Schooled: how credit card schemes work and it’s effect on electronic payments

There I was, sitting at my desk jeje. Then Alicia says “Hey Ops, come look at this…” in that her Jamaican accent. She showed me this image.

I laughed hard. But then, it brought back something that had always confused me. I couldn’t get it. How the hell do credit cards work? I have never understood the economics of it.

It didn’t make sense to me at all how someone would ask you to borrow money, and all you have to do is pay back 10% of what you borrowed every month.

As I was musing on this, I decided to challenge Omotunde, our finance-minded guy leading M&A. “Hey dollar man” (we call him dollar man because he only discusses our investments in dollars), “can you break it down to us how credit cards work, commercially?”.

Turns out quite a number of people were interested in this topic. Ivie jumped up. Shola jumped up. Kunle left his seat to participate.

Interesting.

After a lot of back & forth and arguing, we hadn’t made headway.
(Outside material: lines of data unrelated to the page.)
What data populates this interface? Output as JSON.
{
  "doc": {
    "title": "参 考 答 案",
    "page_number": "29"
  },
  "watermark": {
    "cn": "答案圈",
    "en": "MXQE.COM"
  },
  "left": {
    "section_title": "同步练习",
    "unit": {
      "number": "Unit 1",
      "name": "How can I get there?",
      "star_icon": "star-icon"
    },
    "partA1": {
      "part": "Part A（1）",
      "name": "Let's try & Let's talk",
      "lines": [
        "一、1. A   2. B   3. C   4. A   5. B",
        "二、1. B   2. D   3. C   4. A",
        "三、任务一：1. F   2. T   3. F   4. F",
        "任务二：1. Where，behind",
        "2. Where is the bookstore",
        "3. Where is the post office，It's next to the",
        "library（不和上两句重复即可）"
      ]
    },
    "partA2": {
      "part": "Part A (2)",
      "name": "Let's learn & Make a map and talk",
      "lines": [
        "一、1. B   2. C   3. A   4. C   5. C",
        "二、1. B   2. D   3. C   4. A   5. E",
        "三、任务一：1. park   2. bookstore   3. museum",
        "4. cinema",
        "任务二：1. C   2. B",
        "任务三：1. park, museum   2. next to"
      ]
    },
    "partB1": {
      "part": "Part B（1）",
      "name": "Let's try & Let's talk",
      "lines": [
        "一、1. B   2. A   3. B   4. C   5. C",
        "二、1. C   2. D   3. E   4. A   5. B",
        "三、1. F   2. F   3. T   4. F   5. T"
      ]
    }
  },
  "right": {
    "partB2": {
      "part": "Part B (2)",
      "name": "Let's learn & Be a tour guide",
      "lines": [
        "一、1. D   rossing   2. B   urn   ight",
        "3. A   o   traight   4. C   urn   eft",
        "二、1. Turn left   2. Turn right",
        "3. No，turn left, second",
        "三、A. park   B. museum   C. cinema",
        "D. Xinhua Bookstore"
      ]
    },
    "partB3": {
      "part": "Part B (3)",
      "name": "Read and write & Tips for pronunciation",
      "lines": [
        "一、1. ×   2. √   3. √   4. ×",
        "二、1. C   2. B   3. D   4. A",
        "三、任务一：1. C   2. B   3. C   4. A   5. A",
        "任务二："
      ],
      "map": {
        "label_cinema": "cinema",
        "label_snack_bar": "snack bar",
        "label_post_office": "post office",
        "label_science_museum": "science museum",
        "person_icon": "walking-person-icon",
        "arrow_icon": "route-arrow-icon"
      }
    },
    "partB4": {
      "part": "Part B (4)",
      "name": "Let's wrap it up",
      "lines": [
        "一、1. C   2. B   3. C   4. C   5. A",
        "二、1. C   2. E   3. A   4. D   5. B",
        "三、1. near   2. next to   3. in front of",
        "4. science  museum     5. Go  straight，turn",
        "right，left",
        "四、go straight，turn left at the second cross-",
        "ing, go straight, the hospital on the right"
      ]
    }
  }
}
Ivie’s position: Credit card schemes make money by waiting for people to default and then charge exorbitant late fees. We all disagreed. Nobody models a business on default. You won’t get investor dollars.

Sola’s position: They make money on the interest they charge monthly for usage. He couldn’t explain what then happens when they say no interest charged if you pay 10% of what you use.

Babajide was just there looking confused. Alicia who started this problem for us also had no clue so she buried her head in her laptop.

Sigh.

Then it hit us, when we gave Omotunde a chance to talk.

Here’s his breakdown

Let’s assume you got a credit card with a limit of N100.

They tell you that as long as you pay back 10% of what you use, you don’t have to pay interest.

Month 1

What you did

  • You maxed out the N100. So you are owing N100
  • You did 5 transactions from which the fund made N5 in issuer fees.
  • You paid back N10 on time.

Credit card company position

  • When you borrowed N100, the fund went down to -N100
  • When you did the transactions, the fund gained +N5 in fees
  • You now have access to N10 with an outstanding debt of -90

The fund has +5 in fees and -90 in debt (receivables)

Month 2

What you did

  • You maxed out the N10 you have access to again. So again, you are owing N100
  • You did 5 transactions from which the fund made N5 in issuer fees.
  • You paid back N10 on time.

Credit card company position

  • When you borrowed N10 again, fund went down to -N100
  • When you did the transactions, the fund gained +N5, in fees
  • You now have access to N10 with an outstanding debt of -90

The fund has +10 in fees and -90 in debt (receivables)

Month 3

What you did

  • You maxed out the N10 you have access to again. So again, you are owing N100
  • You did 5 transactions from which the fund made N5 in issuer fees.
  • You paid back N10 on time.

Credit card company position

  • When you borrowed N10 again, fund went down to -N100
  • When you did the transactions, the fund gained +N5, in fees
  • You now have access to N10 with an outstanding debt of -90

The fund has +15 in fees and -90 in debt (receivables)

I hope you can spot the pattern…

The credit card company continues to make more money every month in issuer fees, while at any point in time, you could still be owing them in receivables.

At some point, the credit card company will make as much from usage fees (monthly fees, issuer commission from the card scheme, as well as any other “hidden fees”) that would exceed what you borrowed and you’d still be owing them. In accounting terms, what you owe them still counts as money to them. What they have made in fees has already covered what they advanced you and still generating profit going forward. It’s a risky, but good business.

This gave me an Aha! moment that explained why in the west, electronic payments are led by credit cards and not debit cards. Why? Those societies have solved most of the issues that make credit risky. Issues like identity, social security, employment rate, etc. Because these problems are largely solved, credit abounds. And you use your credit card more than you use your debit cards. It also explains why credit cards try to remove every impediment from using your card.

  • 1 click payments
  • No PIN
  • Etc…

The easier they make it for you to spend from your card, the more they make in fees. So they remove all barriers.

If you let yourself get defrauded, your credit worthiness takes a hit, so you do your best to stay safe.

In Nigeria here, our payment infrastructure is largely debit-cards/prepaid-wallets and not credit-based. Hence, banks and players have put all sorts of impediments to getting money out of your account in the name of risk management (Oh Tee Pee anyone?).

Anyway, I digress.

So Stan, I have written down my understanding of how credit cards work. As you requested.


Originally published at opeadeoye.com.